Steven Nelson’s return means the defense’s single greatest positional weakness — slot corner, where Phil Gaines had been playing out of position and poorly — is now a strength.
None of this is meant as a case that the Chiefs are the best team in the AFC, or a team without significant weaknesses. The Chiefs’ loss to the Steelers last month was a virtual replay of their loss to the Steelers last postseason, and more than anything else, that’s where the fan fatalism is coming from.
If the Chiefs had the same record, but swapped out losing to the Steelers for, say, the Eagles, then the general self-esteem of fans would undoubtedly be higher.
Losing to that team, in that way — again — is cruel treatment for Chiefs fans. Sort of like losing a fistfight, then being forced to watch a boxing match with the guy who beat you up.
Combined with the mostly cruel history of being a Chiefs fan, it doesn’t matter that losing to the Steelers last month doesn’t guarantee a result in a hypothetical playoff game any more than beating them would have. We have seen this movie. The ending is gory, and tearful. It’s up to the Chiefs to convince fans the sequel is better.

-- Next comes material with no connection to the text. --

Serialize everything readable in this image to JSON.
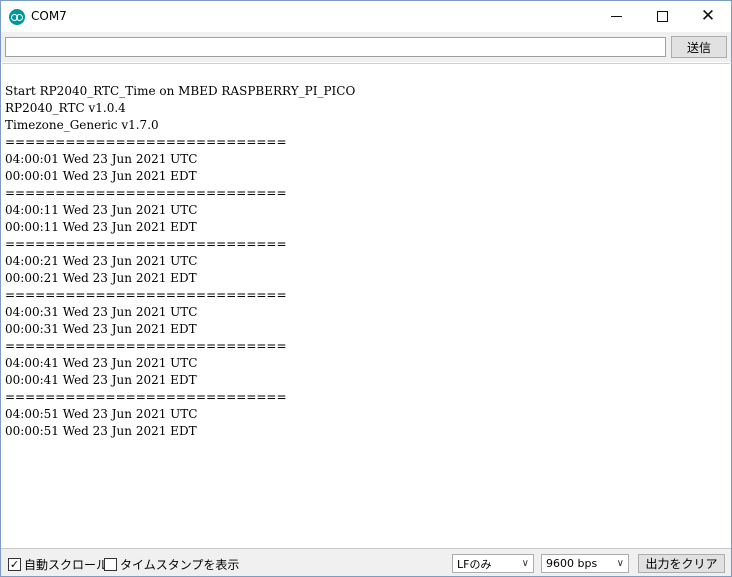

Because that loss — and even the win over Denver — shines light on what’s always been the team’s most likely fatal flaw. They just can’t stop the run. Some of that is an emphasis on defending the pass, some is Berry’s injury, some is Derrick Johnson’s aging, and some is that offenses have found success running at Dee Ford and Daniel Sorensen.
But there are no boats without holes in a league that priorities parity over everything except profits.
The Patriots are actually giving up more yards per rushing attempt than the Chiefs, and have surrendered more yards and yards per play than any other team in the league (even the Colts).
The Steelers’ offense is mediocre, and Ben Roethlisberger is clearly not what he used to be (10 touchdowns, nine interceptions and his worst completion percentage since 2008).
But you don’t notice your neighbor’s leaky roof as much as your own leaky faucet, so Chiefs fans of a certain age will never fully trust a quarterback after Elvis Grbac, or a kicker after You Know Who, or a playoff lead after Indianapolis.
That’s not necessarily fair for these players on this team, who either weren’t around or virtually without exception had different roles in those past disappointments.
But fair’s got nothing to do with it, and none of this is the fault of fans. Those scars don’t go away by themselves. It’s up to the Chiefs to heal.
In that way, the end of this season will affect how this franchise is viewed for years — by either changing or dramatically reinforcing the history of even the brightest moments being followed by the darkest letdowns.